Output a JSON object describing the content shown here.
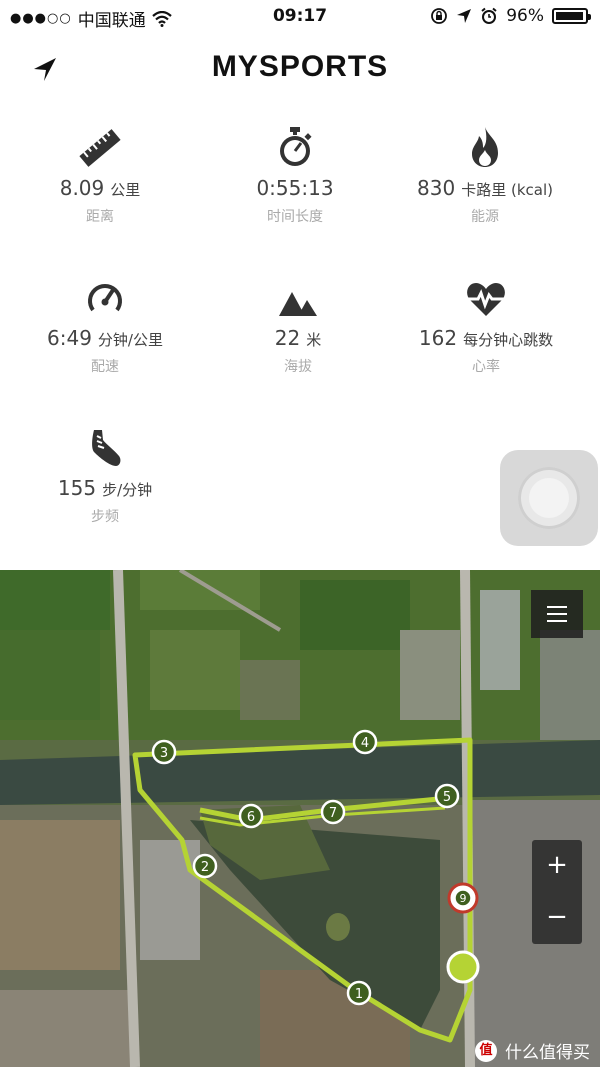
{
  "status_bar": {
    "carrier": "中国联通",
    "time": "09:17",
    "battery": "96%",
    "battery_level": 0.96
  },
  "header": {
    "title": "MYSPORTS"
  },
  "stats": [
    {
      "icon": "ruler-icon",
      "value": "8.09",
      "unit": "公里",
      "label": "距离"
    },
    {
      "icon": "stopwatch-icon",
      "value": "0:55:13",
      "unit": "",
      "label": "时间长度"
    },
    {
      "icon": "flame-icon",
      "value": "830",
      "unit": "卡路里 (kcal)",
      "label": "能源"
    },
    {
      "icon": "speedometer-icon",
      "value": "6:49",
      "unit": "分钟/公里",
      "label": "配速"
    },
    {
      "icon": "mountain-icon",
      "value": "22",
      "unit": "米",
      "label": "海拔"
    },
    {
      "icon": "heartbeat-icon",
      "value": "162",
      "unit": "每分钟心跳数",
      "label": "心率"
    },
    {
      "icon": "shoe-icon",
      "value": "155",
      "unit": "步/分钟",
      "label": "步频"
    }
  ],
  "map": {
    "markers": [
      "1",
      "2",
      "3",
      "4",
      "5",
      "6",
      "7",
      "9"
    ],
    "zoom_in": "+",
    "zoom_out": "−",
    "route_color": "#b5d334"
  },
  "watermark": {
    "badge": "值",
    "text": "什么值得买"
  }
}
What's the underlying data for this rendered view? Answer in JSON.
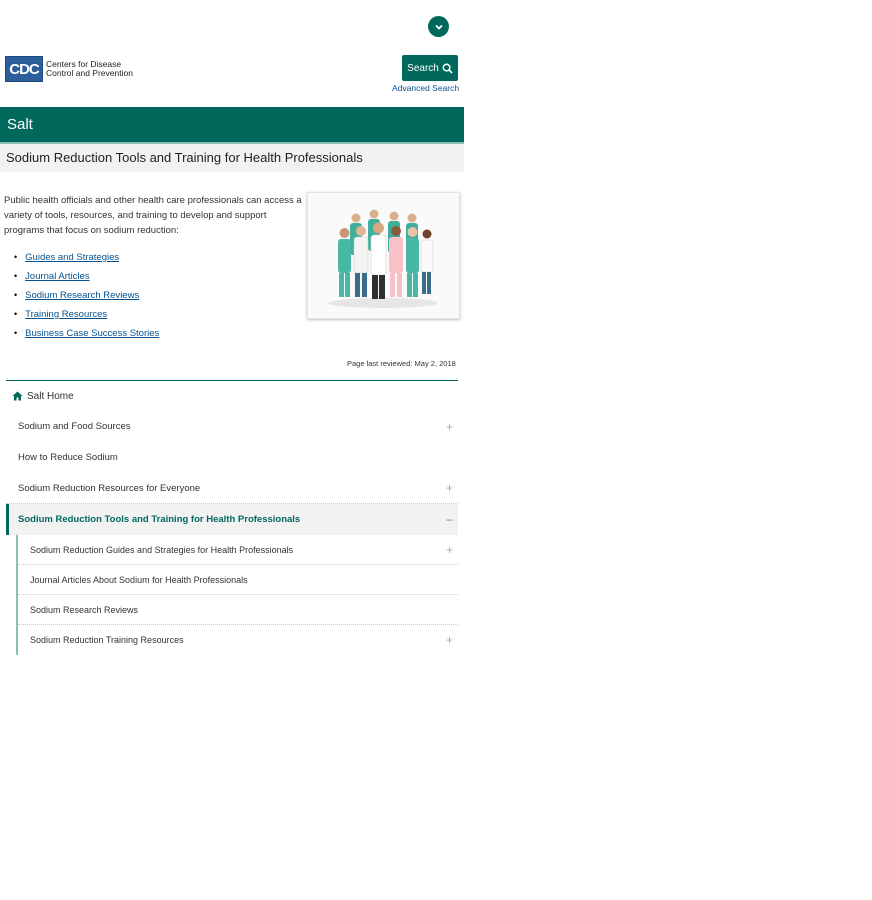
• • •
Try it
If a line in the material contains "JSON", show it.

Response
Output a JSON object describing the content shown here.
What's the underlying data for this rendered view? Answer in JSON.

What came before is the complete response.